Menu Inventor is a free open source Windows start menu alternative that allows you to group your programs, files and folders into easily manageable categories. Menu Inventor has the look and feel of a KDE start menu and by default is divided into the same sections you normally find in a Linux distribution. The menu remains collapsed into a small transparent button that floats above the Windows start button but can be dragged and placed at any convenient position. Initially, all the sections on the menu are blank and you have to manually add program and file shortcuts to it either by drag and drop or by associating a target file to it. The inability of the program to automatically populate the menus with existing shortcuts is a big drawback. If you have lots of programs and files, then creating shortcuts for each of them is a task you wouldn’t like to look forward to.
However, there is a bulk adding function where it reads program paths to be added from a text file, but then you have to create that file which takes you back to square one. The bulk adding feature of Menu Inventor is explained nicely by Mac Duy Hai. (Thanks.)

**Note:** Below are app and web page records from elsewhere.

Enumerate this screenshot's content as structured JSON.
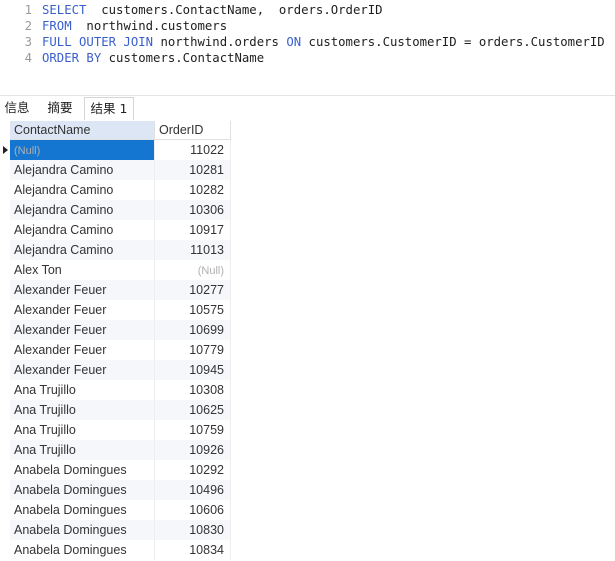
{
  "editor": {
    "lines": [
      {
        "n": "1",
        "parts": [
          {
            "t": "kw",
            "v": "SELECT"
          },
          {
            "t": "tx",
            "v": "  customers.ContactName,  orders.OrderID"
          }
        ]
      },
      {
        "n": "2",
        "parts": [
          {
            "t": "kw",
            "v": "FROM"
          },
          {
            "t": "tx",
            "v": "  northwind.customers"
          }
        ]
      },
      {
        "n": "3",
        "parts": [
          {
            "t": "kw",
            "v": "FULL OUTER JOIN"
          },
          {
            "t": "tx",
            "v": " northwind.orders "
          },
          {
            "t": "kw",
            "v": "ON"
          },
          {
            "t": "tx",
            "v": " customers.CustomerID = orders.CustomerID"
          }
        ]
      },
      {
        "n": "4",
        "parts": [
          {
            "t": "kw",
            "v": "ORDER BY"
          },
          {
            "t": "tx",
            "v": " customers.ContactName"
          }
        ]
      }
    ]
  },
  "tabs": [
    "信息",
    "摘要",
    "结果 1"
  ],
  "active_tab": 2,
  "grid": {
    "columns": [
      "ContactName",
      "OrderID"
    ],
    "null_text": "(Null)",
    "rows": [
      [
        null,
        "11022"
      ],
      [
        "Alejandra Camino",
        "10281"
      ],
      [
        "Alejandra Camino",
        "10282"
      ],
      [
        "Alejandra Camino",
        "10306"
      ],
      [
        "Alejandra Camino",
        "10917"
      ],
      [
        "Alejandra Camino",
        "11013"
      ],
      [
        "Alex Ton",
        null
      ],
      [
        "Alexander Feuer",
        "10277"
      ],
      [
        "Alexander Feuer",
        "10575"
      ],
      [
        "Alexander Feuer",
        "10699"
      ],
      [
        "Alexander Feuer",
        "10779"
      ],
      [
        "Alexander Feuer",
        "10945"
      ],
      [
        "Ana Trujillo",
        "10308"
      ],
      [
        "Ana Trujillo",
        "10625"
      ],
      [
        "Ana Trujillo",
        "10759"
      ],
      [
        "Ana Trujillo",
        "10926"
      ],
      [
        "Anabela Domingues",
        "10292"
      ],
      [
        "Anabela Domingues",
        "10496"
      ],
      [
        "Anabela Domingues",
        "10606"
      ],
      [
        "Anabela Domingues",
        "10830"
      ],
      [
        "Anabela Domingues",
        "10834"
      ]
    ],
    "selected_row": 0
  }
}
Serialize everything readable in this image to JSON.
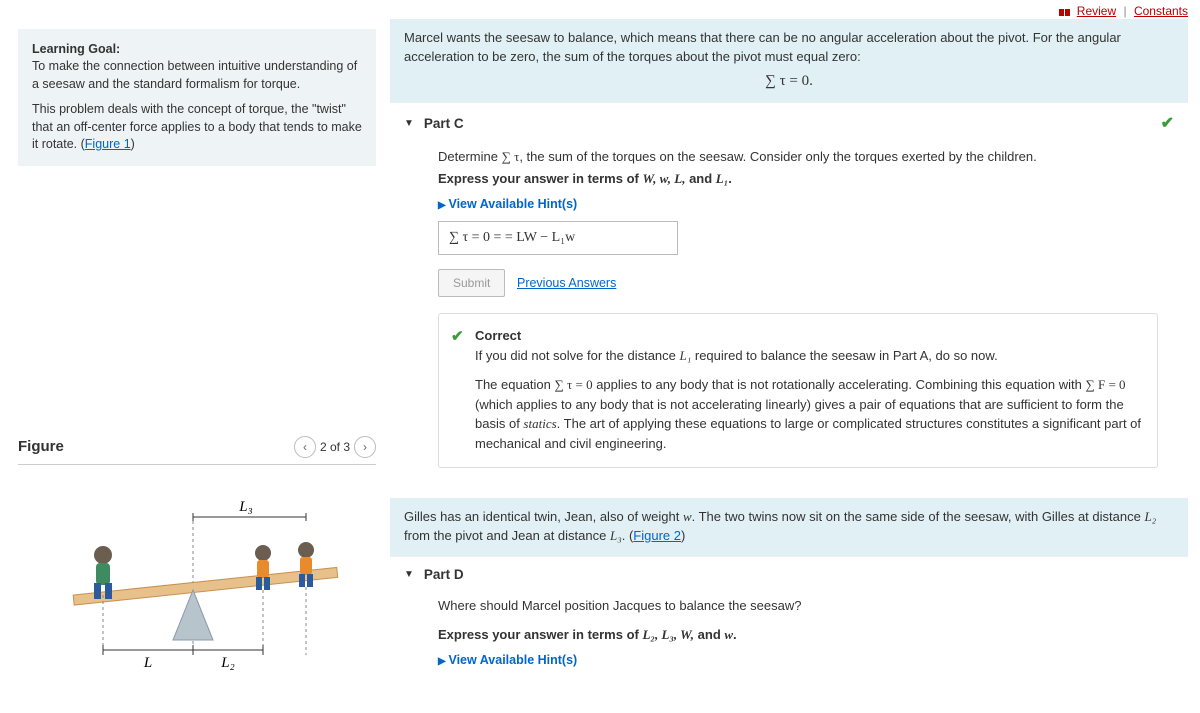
{
  "top": {
    "review": "Review",
    "constants": "Constants"
  },
  "goal": {
    "heading": "Learning Goal:",
    "text1": "To make the connection between intuitive understanding of a seesaw and the standard formalism for torque.",
    "text2a": "This problem deals with the concept of torque, the \"twist\" that an off-center force applies to a body that tends to make it rotate. (",
    "fig_link": "Figure 1",
    "text2b": ")"
  },
  "figure": {
    "title": "Figure",
    "pager": "2 of 3",
    "L3": "L₃",
    "L": "L",
    "L2": "L₂"
  },
  "intro": {
    "text": "Marcel wants the seesaw to balance, which means that there can be no angular acceleration about the pivot. For the angular acceleration to be zero, the sum of the torques about the pivot must equal zero:",
    "eqn": "∑ τ = 0."
  },
  "partC": {
    "title": "Part C",
    "q1a": "Determine ",
    "q1sum": "∑ τ",
    "q1b": ", the sum of the torques on the seesaw. Consider only the torques exerted by the children.",
    "instr_a": "Express your answer in terms of ",
    "instr_vars": "W, w, L,",
    "instr_b": " and ",
    "instr_L1": "L₁",
    "instr_c": ".",
    "hints": "View Available Hint(s)",
    "answer": "∑ τ = 0 = =  LW − L₁w",
    "submit": "Submit",
    "prev": "Previous Answers",
    "fb_title": "Correct",
    "fb_p1a": "If you did not solve for the distance ",
    "fb_L1": "L₁",
    "fb_p1b": " required to balance the seesaw in Part A, do so now.",
    "fb_p2a": "The equation ",
    "fb_eq1": "∑ τ = 0",
    "fb_p2b": " applies to any body that is not rotationally accelerating. Combining this equation with ",
    "fb_eq2": "∑ F = 0",
    "fb_p2c": " (which applies to any body that is not accelerating linearly) gives a pair of equations that are sufficient to form the basis of ",
    "fb_statics": "statics",
    "fb_p2d": ". The art of applying these equations to large or complicated structures constitutes a significant part of mechanical and civil engineering."
  },
  "mid": {
    "text_a": "Gilles has an identical twin, Jean, also of weight ",
    "w": "w",
    "text_b": ". The two twins now sit on the same side of the seesaw, with Gilles at distance ",
    "L2": "L₂",
    "text_c": " from the pivot and Jean at distance ",
    "L3": "L₃",
    "text_d": ". (",
    "fig_link": "Figure 2",
    "text_e": ")"
  },
  "partD": {
    "title": "Part D",
    "q": "Where should Marcel position Jacques to balance the seesaw?",
    "instr_a": "Express your answer in terms of ",
    "instr_vars": "L₂, L₃, W,",
    "instr_b": " and ",
    "instr_w": "w",
    "instr_c": ".",
    "hints": "View Available Hint(s)"
  }
}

Otherwise, Menu Inventor is not bad. It is complexly configurable – add, delete and modify categories, replace program icons with any of the dozens of icons included with the program and so on. It’s navigable with the keyboard too. If you are willing to spend some time configuring it, Menu Inventor can get you a nice and clean categorized start menu.
thanks for a nice review about Menu Inventor, I’m just not entirely sure what meant by “there is a bulk adding function where it reads program paths to be added from a text file”. Menu Inventor has two bulk adding functions, one where a folder is selected and Menu Inventor searches for all .exe and .lnk files in the folder (incl. subfolders) and the other one, where the user can Ctrl+C any file(s) in Windows Explorer and then “paste” it in (Add from Clipboard).
I hope you can fix this small blip misunderstaning ;).
That’s a blunder I made in haste. Thanks for pointing that out.